The problem with a great deal of the infrastructure-related investment required on the continent is that nations find it increasingly difficult to attract financing for the initial development of what they have determined to be critical, economic-growth dependant infrastructure (e.g. the first four business-linked 50 MW solar parks, which need to be developed before institutions are prepared to finance the next 100 of such parks).

National infrastructure strategies therefore all-too-often find themselves stuck within the so-called ‘missing middle’.

The Missing Middle

There are many interpretations of what we mean when we say “the missing middle”. The IFA believes that when it comes to infrastructure investment, the missing middle sits between development finance infrastructure ‘pilots’ on the one hand (often financed through special DFI/donor funds in the public sector), and the large billion dollar infrastructure developments on the other, which would be financed by multinational infrastructure investors, major finance houses and strategic donor agencies (e.g. the World Bank).

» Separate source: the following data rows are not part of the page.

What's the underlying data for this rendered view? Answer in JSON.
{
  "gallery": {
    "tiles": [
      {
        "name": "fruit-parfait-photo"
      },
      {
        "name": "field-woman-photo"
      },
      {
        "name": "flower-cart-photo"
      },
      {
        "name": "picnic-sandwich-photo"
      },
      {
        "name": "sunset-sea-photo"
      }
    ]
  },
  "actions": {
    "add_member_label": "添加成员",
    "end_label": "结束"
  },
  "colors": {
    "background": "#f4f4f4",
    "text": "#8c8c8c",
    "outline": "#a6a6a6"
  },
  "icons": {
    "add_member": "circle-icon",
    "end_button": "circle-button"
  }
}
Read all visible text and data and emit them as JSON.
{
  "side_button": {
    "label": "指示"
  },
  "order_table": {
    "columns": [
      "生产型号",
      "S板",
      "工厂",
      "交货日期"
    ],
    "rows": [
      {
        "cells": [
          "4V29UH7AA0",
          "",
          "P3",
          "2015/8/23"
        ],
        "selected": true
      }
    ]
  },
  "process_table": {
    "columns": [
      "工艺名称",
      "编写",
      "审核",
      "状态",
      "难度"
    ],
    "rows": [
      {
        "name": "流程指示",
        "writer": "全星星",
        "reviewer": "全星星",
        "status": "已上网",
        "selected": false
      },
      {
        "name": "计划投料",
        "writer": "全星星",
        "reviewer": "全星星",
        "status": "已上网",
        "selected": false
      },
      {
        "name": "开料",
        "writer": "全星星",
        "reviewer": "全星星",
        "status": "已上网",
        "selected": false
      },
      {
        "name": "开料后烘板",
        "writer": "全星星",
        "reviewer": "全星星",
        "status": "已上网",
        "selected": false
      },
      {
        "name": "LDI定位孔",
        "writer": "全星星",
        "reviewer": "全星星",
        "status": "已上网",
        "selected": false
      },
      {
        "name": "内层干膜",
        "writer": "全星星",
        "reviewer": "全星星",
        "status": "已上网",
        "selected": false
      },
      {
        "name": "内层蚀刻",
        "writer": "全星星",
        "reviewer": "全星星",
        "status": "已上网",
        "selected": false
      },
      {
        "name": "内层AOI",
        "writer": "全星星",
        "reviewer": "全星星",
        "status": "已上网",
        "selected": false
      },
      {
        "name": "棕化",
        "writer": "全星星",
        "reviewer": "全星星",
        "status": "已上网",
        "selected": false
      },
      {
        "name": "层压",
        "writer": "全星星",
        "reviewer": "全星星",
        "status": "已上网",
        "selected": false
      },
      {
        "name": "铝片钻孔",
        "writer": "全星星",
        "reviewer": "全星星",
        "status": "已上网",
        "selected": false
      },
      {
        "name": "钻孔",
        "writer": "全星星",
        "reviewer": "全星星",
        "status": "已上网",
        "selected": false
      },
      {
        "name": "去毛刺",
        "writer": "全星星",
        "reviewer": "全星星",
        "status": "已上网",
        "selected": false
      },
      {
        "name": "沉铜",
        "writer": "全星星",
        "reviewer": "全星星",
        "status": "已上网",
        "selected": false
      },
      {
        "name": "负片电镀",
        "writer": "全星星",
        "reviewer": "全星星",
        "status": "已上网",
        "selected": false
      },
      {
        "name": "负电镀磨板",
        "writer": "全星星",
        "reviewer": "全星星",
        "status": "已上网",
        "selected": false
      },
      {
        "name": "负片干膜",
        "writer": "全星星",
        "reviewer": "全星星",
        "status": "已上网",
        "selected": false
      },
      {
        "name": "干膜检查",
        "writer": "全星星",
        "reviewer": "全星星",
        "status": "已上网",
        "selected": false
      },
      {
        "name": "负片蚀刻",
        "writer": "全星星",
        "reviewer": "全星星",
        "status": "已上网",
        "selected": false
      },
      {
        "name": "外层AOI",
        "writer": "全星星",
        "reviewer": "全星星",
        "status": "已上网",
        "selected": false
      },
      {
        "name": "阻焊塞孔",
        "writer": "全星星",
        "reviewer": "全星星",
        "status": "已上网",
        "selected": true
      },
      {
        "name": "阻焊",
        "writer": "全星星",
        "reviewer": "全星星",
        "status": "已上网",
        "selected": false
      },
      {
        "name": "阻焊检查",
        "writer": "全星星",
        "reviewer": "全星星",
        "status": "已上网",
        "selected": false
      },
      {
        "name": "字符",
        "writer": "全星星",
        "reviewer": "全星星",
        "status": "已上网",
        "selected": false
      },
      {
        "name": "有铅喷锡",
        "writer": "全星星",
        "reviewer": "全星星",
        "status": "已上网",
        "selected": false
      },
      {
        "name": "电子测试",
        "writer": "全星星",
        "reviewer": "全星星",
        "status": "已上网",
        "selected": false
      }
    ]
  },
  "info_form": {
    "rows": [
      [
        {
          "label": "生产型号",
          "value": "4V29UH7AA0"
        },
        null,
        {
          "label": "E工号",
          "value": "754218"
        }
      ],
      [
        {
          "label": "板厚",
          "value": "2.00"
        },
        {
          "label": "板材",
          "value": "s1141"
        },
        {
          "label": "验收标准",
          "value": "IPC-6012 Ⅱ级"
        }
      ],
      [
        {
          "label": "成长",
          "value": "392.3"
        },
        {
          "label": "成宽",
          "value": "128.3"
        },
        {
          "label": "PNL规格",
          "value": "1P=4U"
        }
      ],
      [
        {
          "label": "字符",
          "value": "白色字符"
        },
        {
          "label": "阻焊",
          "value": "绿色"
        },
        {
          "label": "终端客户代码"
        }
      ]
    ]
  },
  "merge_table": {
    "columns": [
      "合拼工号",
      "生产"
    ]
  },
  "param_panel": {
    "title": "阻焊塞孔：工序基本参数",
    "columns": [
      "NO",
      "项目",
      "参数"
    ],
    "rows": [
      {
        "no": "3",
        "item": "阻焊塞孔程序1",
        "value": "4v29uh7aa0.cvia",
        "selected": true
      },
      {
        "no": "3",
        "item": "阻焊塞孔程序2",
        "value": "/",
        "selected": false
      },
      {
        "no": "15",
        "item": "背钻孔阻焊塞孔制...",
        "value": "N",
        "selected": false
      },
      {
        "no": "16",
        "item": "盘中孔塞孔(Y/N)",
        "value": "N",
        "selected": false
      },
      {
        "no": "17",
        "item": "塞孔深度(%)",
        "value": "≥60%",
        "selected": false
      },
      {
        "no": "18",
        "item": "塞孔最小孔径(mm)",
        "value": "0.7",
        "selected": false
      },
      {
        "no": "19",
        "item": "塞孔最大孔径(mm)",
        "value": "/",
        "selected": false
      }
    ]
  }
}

The missing middle of infrastructure investment is currently unsupported by financial institutions and as a result is stifling the economic growth of Africa.  It is precisely this infrastructure investment deficit which the IFA is attempting to fill.

The African Infrastructure Investment Deficit

The World Bank has estimated the African continent needs to spend $93 billion per year to bridge its infrastructure gap, with 44% of that in the energy sector (it estimated that  around 650m people – more than half the continent’s population – still lack access to electricity.)

Others have estimated that the overall deficit may be as high as US$130 – 170 billion per annum.

Africa 50, an infrastructure interest platform backed by the AFDB estimates overall infrastructure funding needs in Africa amounts to US$ 1,2 Trillion for the period between 2017 & 2025.

However, this is estimated to have been only 5% of the continent’s actual infrastructure investment needs during that time.

A study by Moody’s Investor Service indicated that the average default rates on project finance bank loans is lower in Africa than both Latin America and South East Asia – however those regions always seem to be able to attract more investment.  Reducing the perceived risk and increasing the ‘investment attractiveness’ of any given potential project in Africa, is therefore essential.

It is the IFA’s belief that by focusing on productive private enterprise-linked projects, we will provide a more stable source of payback for any infrastructure providers.  Our methodology seeks to validate project proposals, then identify and deliver the intermediate financings from which track record can be developed.  This data can then reduce the perceived risks to unlock more strategic public and private finance.